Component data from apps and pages
• • • •

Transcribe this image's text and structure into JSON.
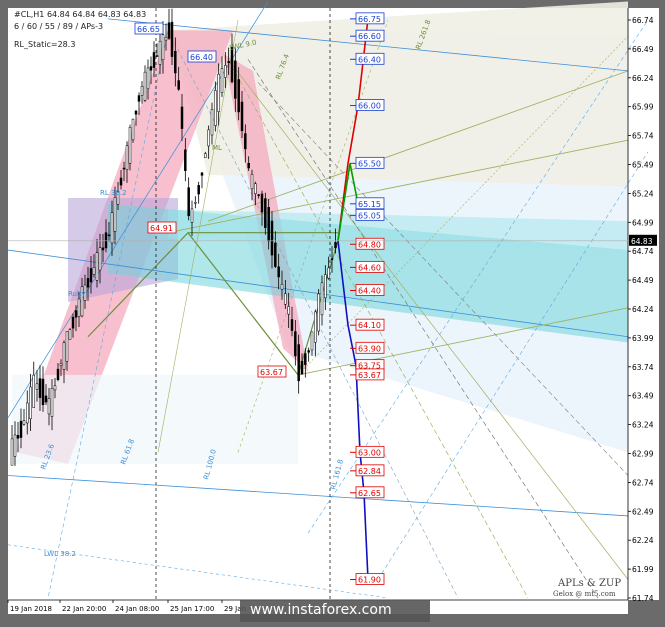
{
  "header": {
    "symbol_line": "#CL,H1  64.84 64.84 64.83 64.83",
    "indicator_line": "6 / 60 / 55 / 89 / APs-3",
    "rl_static": "RL_Static=28.3"
  },
  "credits": {
    "line1": "APLs & ZUP",
    "line2": "Gelox @ mt5.com"
  },
  "watermark": "www.instaforex.com",
  "colors": {
    "price_tag_bg": "#000000",
    "pink_channel": "#f5a9bf",
    "cyan_zone": "#6fd3d8",
    "forecast_red": "#e00000",
    "forecast_blue": "#1010c0",
    "forecast_green": "#00a000"
  },
  "chart_data": {
    "type": "candlestick",
    "y_axis": {
      "ylim": [
        61.74,
        66.74
      ],
      "ticks": [
        "66.74",
        "66.49",
        "66.24",
        "65.99",
        "65.74",
        "65.49",
        "65.24",
        "64.99",
        "64.74",
        "64.49",
        "64.24",
        "63.99",
        "63.74",
        "63.49",
        "63.24",
        "62.99",
        "62.74",
        "62.49",
        "62.24",
        "61.99",
        "61.74"
      ],
      "current_price": "64.83"
    },
    "x_axis": {
      "ticks": [
        "19 Jan 2018",
        "22 Jan 20:00",
        "24 Jan 08:00",
        "25 Jan 17:00",
        "29 Jan"
      ]
    },
    "pivots": [
      {
        "label": "66.65",
        "value": 66.65,
        "style": "blue"
      },
      {
        "label": "66.40",
        "value": 66.4,
        "style": "blue"
      },
      {
        "label": "64.91",
        "value": 64.91,
        "style": "red"
      },
      {
        "label": "63.67",
        "value": 63.67,
        "style": "red"
      }
    ],
    "forecast_levels": [
      {
        "label": "66.75",
        "value": 66.75,
        "style": "blue"
      },
      {
        "label": "66.60",
        "value": 66.6,
        "style": "blue"
      },
      {
        "label": "66.40",
        "value": 66.4,
        "style": "blue"
      },
      {
        "label": "66.00",
        "value": 66.0,
        "style": "blue"
      },
      {
        "label": "65.50",
        "value": 65.5,
        "style": "blue"
      },
      {
        "label": "65.15",
        "value": 65.15,
        "style": "blue"
      },
      {
        "label": "65.05",
        "value": 65.05,
        "style": "blue"
      },
      {
        "label": "64.80",
        "value": 64.8,
        "style": "red"
      },
      {
        "label": "64.60",
        "value": 64.6,
        "style": "red"
      },
      {
        "label": "64.40",
        "value": 64.4,
        "style": "red"
      },
      {
        "label": "64.10",
        "value": 64.1,
        "style": "red"
      },
      {
        "label": "63.90",
        "value": 63.9,
        "style": "red"
      },
      {
        "label": "63.75",
        "value": 63.75,
        "style": "red"
      },
      {
        "label": "63.67",
        "value": 63.67,
        "style": "red"
      },
      {
        "label": "63.00",
        "value": 63.0,
        "style": "red"
      },
      {
        "label": "62.84",
        "value": 62.84,
        "style": "red"
      },
      {
        "label": "62.65",
        "value": 62.65,
        "style": "red"
      },
      {
        "label": "61.90",
        "value": 61.9,
        "style": "red"
      }
    ],
    "line_labels": [
      "LWL 9.0",
      "ML",
      "RL 38.2",
      "RL 61.8",
      "RL 76.4",
      "RL 100.0",
      "RL 161.8",
      "RL 23.6",
      "RL 261.8",
      "LWL 38.2",
      "Ruby"
    ],
    "price_path": [
      [
        0,
        63.0
      ],
      [
        12,
        63.2
      ],
      [
        25,
        63.6
      ],
      [
        40,
        63.4
      ],
      [
        55,
        63.9
      ],
      [
        70,
        64.3
      ],
      [
        85,
        64.6
      ],
      [
        100,
        64.9
      ],
      [
        115,
        65.5
      ],
      [
        130,
        66.1
      ],
      [
        145,
        66.4
      ],
      [
        160,
        66.65
      ],
      [
        170,
        66.1
      ],
      [
        180,
        65.0
      ],
      [
        190,
        65.3
      ],
      [
        200,
        65.8
      ],
      [
        210,
        66.2
      ],
      [
        220,
        66.4
      ],
      [
        230,
        66.0
      ],
      [
        240,
        65.4
      ],
      [
        250,
        65.2
      ],
      [
        260,
        64.9
      ],
      [
        270,
        64.5
      ],
      [
        280,
        64.2
      ],
      [
        290,
        63.67
      ],
      [
        300,
        63.9
      ],
      [
        310,
        64.3
      ],
      [
        320,
        64.6
      ],
      [
        327,
        64.83
      ]
    ],
    "forecast_paths": [
      {
        "name": "",
        "color": "red",
        "points": [
          [
            330,
            64.83
          ],
          [
            340,
            65.5
          ],
          [
            350,
            66.0
          ],
          [
            360,
            66.75
          ]
        ]
      },
      {
        "name": "",
        "color": "green",
        "points": [
          [
            330,
            64.83
          ],
          [
            342,
            65.5
          ],
          [
            350,
            65.15
          ],
          [
            356,
            65.05
          ]
        ]
      },
      {
        "name": "",
        "color": "blue",
        "points": [
          [
            330,
            64.83
          ],
          [
            340,
            64.1
          ],
          [
            348,
            63.75
          ],
          [
            352,
            63.0
          ],
          [
            356,
            62.65
          ],
          [
            360,
            61.9
          ]
        ]
      }
    ]
  }
}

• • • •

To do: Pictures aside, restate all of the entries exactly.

Response to the task:
Transcribe this image's text and structure into JSON.
{
  "header": {
    "symbol_line": "#CL,H1  64.84 64.84 64.83 64.83",
    "indicator_line": "6 / 60 / 55 / 89 / APs-3",
    "rl_static": "RL_Static=28.3"
  },
  "credits": {
    "line1": "APLs & ZUP",
    "line2": "Gelox @ mt5.com"
  },
  "watermark": "www.instaforex.com",
  "colors": {
    "price_tag_bg": "#000000",
    "pink_channel": "#f5a9bf",
    "cyan_zone": "#6fd3d8",
    "forecast_red": "#e00000",
    "forecast_blue": "#1010c0",
    "forecast_green": "#00a000"
  },
  "chart_data": {
    "type": "candlestick",
    "y_axis": {
      "ylim": [
        61.74,
        66.74
      ],
      "ticks": [
        "66.74",
        "66.49",
        "66.24",
        "65.99",
        "65.74",
        "65.49",
        "65.24",
        "64.99",
        "64.74",
        "64.49",
        "64.24",
        "63.99",
        "63.74",
        "63.49",
        "63.24",
        "62.99",
        "62.74",
        "62.49",
        "62.24",
        "61.99",
        "61.74"
      ],
      "current_price": "64.83"
    },
    "x_axis": {
      "ticks": [
        "19 Jan 2018",
        "22 Jan 20:00",
        "24 Jan 08:00",
        "25 Jan 17:00",
        "29 Jan"
      ]
    },
    "pivots": [
      {
        "label": "66.65",
        "value": 66.65,
        "style": "blue"
      },
      {
        "label": "66.40",
        "value": 66.4,
        "style": "blue"
      },
      {
        "label": "64.91",
        "value": 64.91,
        "style": "red"
      },
      {
        "label": "63.67",
        "value": 63.67,
        "style": "red"
      }
    ],
    "forecast_levels": [
      {
        "label": "66.75",
        "value": 66.75,
        "style": "blue"
      },
      {
        "label": "66.60",
        "value": 66.6,
        "style": "blue"
      },
      {
        "label": "66.40",
        "value": 66.4,
        "style": "blue"
      },
      {
        "label": "66.00",
        "value": 66.0,
        "style": "blue"
      },
      {
        "label": "65.50",
        "value": 65.5,
        "style": "blue"
      },
      {
        "label": "65.15",
        "value": 65.15,
        "style": "blue"
      },
      {
        "label": "65.05",
        "value": 65.05,
        "style": "blue"
      },
      {
        "label": "64.80",
        "value": 64.8,
        "style": "red"
      },
      {
        "label": "64.60",
        "value": 64.6,
        "style": "red"
      },
      {
        "label": "64.40",
        "value": 64.4,
        "style": "red"
      },
      {
        "label": "64.10",
        "value": 64.1,
        "style": "red"
      },
      {
        "label": "63.90",
        "value": 63.9,
        "style": "red"
      },
      {
        "label": "63.75",
        "value": 63.75,
        "style": "red"
      },
      {
        "label": "63.67",
        "value": 63.67,
        "style": "red"
      },
      {
        "label": "63.00",
        "value": 63.0,
        "style": "red"
      },
      {
        "label": "62.84",
        "value": 62.84,
        "style": "red"
      },
      {
        "label": "62.65",
        "value": 62.65,
        "style": "red"
      },
      {
        "label": "61.90",
        "value": 61.9,
        "style": "red"
      }
    ],
    "line_labels": [
      "LWL 9.0",
      "ML",
      "RL 38.2",
      "RL 61.8",
      "RL 76.4",
      "RL 100.0",
      "RL 161.8",
      "RL 23.6",
      "RL 261.8",
      "LWL 38.2",
      "Ruby"
    ],
    "price_path": [
      [
        0,
        63.0
      ],
      [
        12,
        63.2
      ],
      [
        25,
        63.6
      ],
      [
        40,
        63.4
      ],
      [
        55,
        63.9
      ],
      [
        70,
        64.3
      ],
      [
        85,
        64.6
      ],
      [
        100,
        64.9
      ],
      [
        115,
        65.5
      ],
      [
        130,
        66.1
      ],
      [
        145,
        66.4
      ],
      [
        160,
        66.65
      ],
      [
        170,
        66.1
      ],
      [
        180,
        65.0
      ],
      [
        190,
        65.3
      ],
      [
        200,
        65.8
      ],
      [
        210,
        66.2
      ],
      [
        220,
        66.4
      ],
      [
        230,
        66.0
      ],
      [
        240,
        65.4
      ],
      [
        250,
        65.2
      ],
      [
        260,
        64.9
      ],
      [
        270,
        64.5
      ],
      [
        280,
        64.2
      ],
      [
        290,
        63.67
      ],
      [
        300,
        63.9
      ],
      [
        310,
        64.3
      ],
      [
        320,
        64.6
      ],
      [
        327,
        64.83
      ]
    ],
    "forecast_paths": [
      {
        "name": "",
        "color": "red",
        "points": [
          [
            330,
            64.83
          ],
          [
            340,
            65.5
          ],
          [
            350,
            66.0
          ],
          [
            360,
            66.75
          ]
        ]
      },
      {
        "name": "",
        "color": "green",
        "points": [
          [
            330,
            64.83
          ],
          [
            342,
            65.5
          ],
          [
            350,
            65.15
          ],
          [
            356,
            65.05
          ]
        ]
      },
      {
        "name": "",
        "color": "blue",
        "points": [
          [
            330,
            64.83
          ],
          [
            340,
            64.1
          ],
          [
            348,
            63.75
          ],
          [
            352,
            63.0
          ],
          [
            356,
            62.65
          ],
          [
            360,
            61.9
          ]
        ]
      }
    ]
  }
}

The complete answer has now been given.